|By Admin1 (admin) on Friday, June 27, 2003 - 10:44 am: Edit Post|
Peace Corps Volunteers conquer Kao
Peace Corps Volunteers conquer Kao
Above the clouds by noon on the summit of Kao Kao, as seen from Tofua's crest
To be on top of the volcanic island of Kao - at 1046m the highest point in Tonga - was "a very special moment", for Darryl Coppedge, an American Peace Corps volunteer, one of 13 hikers who scaled Kao on December 18.
Kao, with its conical shape rising steeply from the sea in Tonga’s Ha’apai group, offers a slippery-looking climb to a peak, which is often hidden in a patch of cloud. There are no beaten trails to follow on this seldom-visited island.
While Darryl thought that standing on top of Kao was a special moment, another member of the group, Stephen McGinley, thought that swimming in the fresh water crater lake on the neighbouring volcanic island of Tofua was "a memorable experience".

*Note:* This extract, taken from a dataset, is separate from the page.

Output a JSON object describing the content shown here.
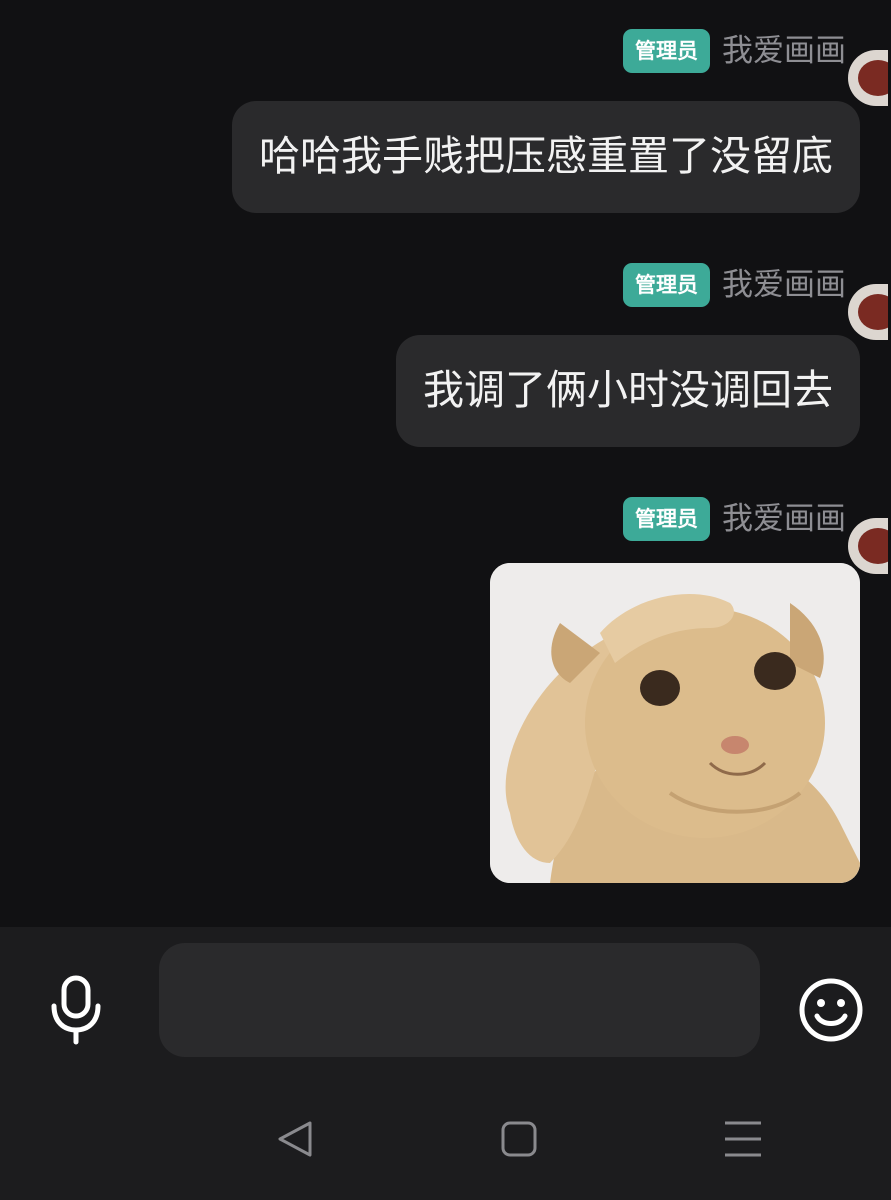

Stephen said that Tofua had so much to offer, "just being in the fresh water lake, and looking at the volcano smoking away there with the surrounding landscape of dried lava of different colours made me think that I was on another planet. Then looking down toward the lake with those tall pine trees you could be somewhere in the States, then on the other side of the lake the rain forest reminded me that I was still in Tonga."
The twin volcanic islands of Kao and Tofua are separated by four kilometres of sea. While Kao is considered to be extinct, on Tofua the crater Lofia still rumbles and puffs out smoke. Captain Cook reported volcanic activity on Tofua in 1774. In 1854 the king, Tupou I, ordered the inhabitants of Tofua to move to the safety of the island of Kotu to the Southeast. The last big volcanic eruption on the island was reported during 1958-59, and since then the crater Lofia has continued to be active.

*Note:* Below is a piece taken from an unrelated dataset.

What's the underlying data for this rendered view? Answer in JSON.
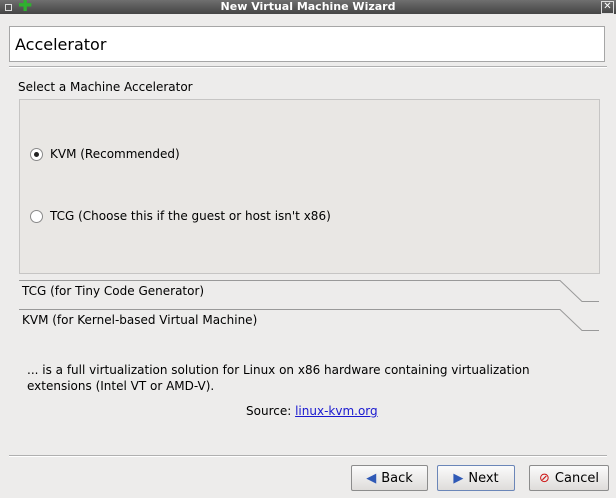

Darryl’s and Stephen’s adventure to Kao and Tofua was organised by two Peace Corps volunteers, Jessica Krykakis and Molly Loomis, and was the highlight of their Christmas holidays.
The group of volunteers and friends left for Kao by the MV Pako, a boat belonging to the Ministry of Education, which they chartered for $ 1,000. "We each paid $80 for the boat plus some sipì and cabin crackers for the crew," said Darryl.
Intrepid climbers: Valerie, Jessica, Lindsay, Justin, Darryl, James
They left Pangai at 8 a.m. "The fun began when we tried to land at Kao about noon, it was awesome, we had to approach the island in an aluminium dinghy and jump onto the rock as the dinghy was popping up and down in the waves."
Stephen said that after landing they spent the afternoon setting up camp and swimming, "it was eerie stuff snorkelling around there and seeing how the island drops off suddenly and disappears into the deep blue sea."
Darryl said that before dawn the following day, they began their ascent on Kao, "there was no track and we had to find our way through the thick bush, following along a ridge from the southern side of the mountain." Darryl said that it was relatively flat at the beginning until they entered thick bush about a quarter of the way up, which covered most of the ridge. As they neared the top they pushed their way through thick ferns as high as their shoulders, but fortunately there were no poisonous insects to worry about. ‘The only wild animals that we saw were the wild pigs."
Stephen said that of the seven girls and six boys in the group only two had any mountain climbing experience - and they were the first to reach the top. "Joe Marcotte and Justin Cowies (see cover) made it in two and a half hours, but all of us made it to the top in under five hours."
Darryl said that they thought getting to the top was going to be the hardest part, but they did not take into account fatigue and the heat, "and was hotter on the way back, and some of us got a bit disoriented and got lost in the bush, and took longer to find the way back to the camp.
By 5 p.m. the group was ready to leave Kao for Tofua, "and getting from the rocks on Kao into the dinghy was even more tricky than trying to land on Kao."
They rejoined the MV Pako standing offshore, where they found the crew had caught three two-metre long sharks close to where the group had been swimming the previous day.
Stephen said that landing on Tofua later that evening was difficult and it was a great relief to get ashore to the old village where they camped for two nights. The village was deserted but they used some of the facilities there to cook some fish given to them by the crew of the MV Pako, and to have showers. While in Tofua they hiked to the mouth of the voicano Lofia and then down to the lake. On the following day they went through the whole process of trying to get back onto the MV Pako and then headed for Pangai.
If they have another chance, would they do it again? Only to Tofua, but not to Kao," they said.
|By adrien stoloff (ppp0134.va-ngs.hdd.co.jp - 220.127.116.11) on Wednesday, January 14, 2004 - 3:38 am: Edit Post|
Interesting story...Darryl had told me he went to an island in the middle of the pacific for the peace corps but I had forgotten which one. I spent time with Darryl in DC when we were both doing our TEFL certificates (December 2001). Now I'm teaching in Japan and trying to get in touch with him. Anyone know his whereabouts?